The beautiful proportions and simple elegance of form are immediately striking in Julian Stair’s porcelain vase. Reminiscent of an ancient amphora in its general shape, the accentuated wide lip and neck of the vessel merge into the swollen body, tapering to a narrow foot. We are aware of a sense of volume and balance.
The partnership of form and decoration is intriguing. The artist’s use of inlay in a series of diagonal blue glazed lines within horizontal bands lends a gentle sweeping movement around the body of the vase.
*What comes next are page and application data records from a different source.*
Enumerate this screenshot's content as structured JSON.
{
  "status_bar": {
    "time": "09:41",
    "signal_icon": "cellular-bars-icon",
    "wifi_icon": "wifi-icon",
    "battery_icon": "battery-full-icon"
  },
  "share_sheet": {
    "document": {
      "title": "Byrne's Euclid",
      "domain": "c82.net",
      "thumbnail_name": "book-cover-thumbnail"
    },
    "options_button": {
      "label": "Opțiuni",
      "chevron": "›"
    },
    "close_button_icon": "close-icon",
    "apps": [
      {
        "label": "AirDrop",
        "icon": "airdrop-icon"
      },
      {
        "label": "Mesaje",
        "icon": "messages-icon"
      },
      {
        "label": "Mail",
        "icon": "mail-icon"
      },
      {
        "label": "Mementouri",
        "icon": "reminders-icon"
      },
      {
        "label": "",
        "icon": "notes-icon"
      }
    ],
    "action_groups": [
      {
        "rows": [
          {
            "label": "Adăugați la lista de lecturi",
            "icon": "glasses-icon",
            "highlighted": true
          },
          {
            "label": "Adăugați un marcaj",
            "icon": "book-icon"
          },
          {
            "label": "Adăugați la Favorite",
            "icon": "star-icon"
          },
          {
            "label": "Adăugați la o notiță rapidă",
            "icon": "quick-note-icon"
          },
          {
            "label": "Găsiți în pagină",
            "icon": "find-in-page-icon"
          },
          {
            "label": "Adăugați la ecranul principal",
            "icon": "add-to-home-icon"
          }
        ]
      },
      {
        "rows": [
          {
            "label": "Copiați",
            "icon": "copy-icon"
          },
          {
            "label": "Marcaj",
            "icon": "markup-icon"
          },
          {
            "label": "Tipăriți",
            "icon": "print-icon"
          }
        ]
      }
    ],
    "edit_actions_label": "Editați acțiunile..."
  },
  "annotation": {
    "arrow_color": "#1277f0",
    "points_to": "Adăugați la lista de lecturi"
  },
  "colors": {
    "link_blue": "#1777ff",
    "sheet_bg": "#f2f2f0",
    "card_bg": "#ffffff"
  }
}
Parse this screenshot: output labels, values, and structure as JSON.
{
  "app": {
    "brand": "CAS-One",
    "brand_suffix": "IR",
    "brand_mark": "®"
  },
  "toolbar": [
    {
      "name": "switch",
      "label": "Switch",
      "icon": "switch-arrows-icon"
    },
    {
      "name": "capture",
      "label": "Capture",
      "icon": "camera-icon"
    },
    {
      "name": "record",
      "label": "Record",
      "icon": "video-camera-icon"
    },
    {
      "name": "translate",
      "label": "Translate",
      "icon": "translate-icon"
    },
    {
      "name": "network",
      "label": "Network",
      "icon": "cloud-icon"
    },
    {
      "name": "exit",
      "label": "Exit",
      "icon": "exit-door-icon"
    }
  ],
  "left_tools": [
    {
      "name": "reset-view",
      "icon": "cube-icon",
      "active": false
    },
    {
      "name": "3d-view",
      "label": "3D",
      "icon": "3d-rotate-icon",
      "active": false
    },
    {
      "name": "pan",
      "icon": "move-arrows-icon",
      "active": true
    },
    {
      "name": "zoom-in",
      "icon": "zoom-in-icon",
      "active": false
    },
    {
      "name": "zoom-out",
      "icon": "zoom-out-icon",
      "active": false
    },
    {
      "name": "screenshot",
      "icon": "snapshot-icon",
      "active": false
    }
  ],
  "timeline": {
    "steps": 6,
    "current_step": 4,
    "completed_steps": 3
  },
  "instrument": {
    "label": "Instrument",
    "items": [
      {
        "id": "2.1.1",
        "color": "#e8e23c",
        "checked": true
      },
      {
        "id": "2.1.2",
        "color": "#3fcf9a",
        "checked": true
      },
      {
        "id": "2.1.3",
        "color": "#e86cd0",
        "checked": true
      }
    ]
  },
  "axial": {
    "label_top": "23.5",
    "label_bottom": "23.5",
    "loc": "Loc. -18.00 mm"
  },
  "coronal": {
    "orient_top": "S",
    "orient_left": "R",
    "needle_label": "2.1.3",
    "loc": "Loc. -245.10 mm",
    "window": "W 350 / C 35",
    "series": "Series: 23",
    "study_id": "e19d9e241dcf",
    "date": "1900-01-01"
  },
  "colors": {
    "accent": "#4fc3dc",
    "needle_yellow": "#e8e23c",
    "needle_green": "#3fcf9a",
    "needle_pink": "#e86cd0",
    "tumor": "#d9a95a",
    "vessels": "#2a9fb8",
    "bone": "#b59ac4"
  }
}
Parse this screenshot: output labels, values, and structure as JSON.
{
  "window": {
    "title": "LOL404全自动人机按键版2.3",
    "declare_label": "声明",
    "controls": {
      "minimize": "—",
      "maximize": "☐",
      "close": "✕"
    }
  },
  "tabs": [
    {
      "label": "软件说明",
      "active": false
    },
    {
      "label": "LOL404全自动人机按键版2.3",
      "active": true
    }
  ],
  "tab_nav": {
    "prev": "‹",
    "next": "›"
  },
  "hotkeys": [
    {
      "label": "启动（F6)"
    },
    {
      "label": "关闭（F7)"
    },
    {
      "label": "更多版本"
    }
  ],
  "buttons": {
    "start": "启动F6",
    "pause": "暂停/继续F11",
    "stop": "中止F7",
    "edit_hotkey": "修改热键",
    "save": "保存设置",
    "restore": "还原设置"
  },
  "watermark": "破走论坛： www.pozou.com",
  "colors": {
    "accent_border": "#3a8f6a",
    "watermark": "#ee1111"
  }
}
At the neck of the vessel, these decorative lines energetically break away in an opposing course, activating a sudden change of energy and direction of movement across the gentle form.
Julian Stair is one of the UK’s leading ceramic artists, creating works of art on both a monumental and intimate scale. Stair has become a leading historian of English Studio Ceramics, completing a PhD at the Royal College of Art, researching the critical origins of English Studio Pottery.
After completing a degree in ceramics at Camberwell School of Art in 1978, Stair continued his studies at the Royal College of Art, London, graduating in 1981. Lady Sainsbury began to collect his work from this period, inviting Stair to the Sainsburys’ home in Smith Square, London, where he encountered their outstanding personal collection of art, including Tang figures, paintings by Francis Bacon and works by Hans Coper and Lucie Rie. The Sainsburys went on to help finance the set-up of his first studio in Brixton, London, with fellow ceramicist Sara Radstone, and continued to support his work. 
The artist describes Lady Sainsbury as an intuitive collector: ‘She responded visually to materials, rather than ideas. They weren’t collecting for the sake of fashion, they bought what they genuinely liked – it was about the object itself…this is why their collection has a great strength to it and continuity, an identity, an independent stance.’ Stair expresses, ‘The Sainsburys were fantastically important to me and other potters. There was a great generosity about them, not just through their financial support to artists, but in their spirit.’ 
Katharine Malcolm, June 2020
 Cyril Frankel and James Austin, Modern Pots (Norwich: University of East Anglia, 2000), pp.156-157.
 Interview with the artist, phone call 19/06/20
Frankel, Cyril, and James Austin, Modern Pots (Norwich: University of East Anglia, 2000)
Jones, Jeffrey, Studio Pottery In Britain 1900-2005 (London: A & C Black, 2007)
Watson, Oliver, Studio Pottery (London: Phaidon, in association with the Victoria and Albert Museum, 1993)
John M. Anderson Endowed Lecture Series: ‘A Sense of Place’, The Pennsylvania State University, 18 February 2014: https://www.youtube.com/watch?v=FTyzNba2KL4
Not on display
Artist/Maker: Julian Stair
Object Type: Vase
Measurements: h 24.4 x w 15.5 x d 15.3 cm
Accession Number: P.058
School/Style: Studio Ceramics
Copyright: © Julian Stair
Credit Line: Bequeathed by Lady Sainsbury, 2014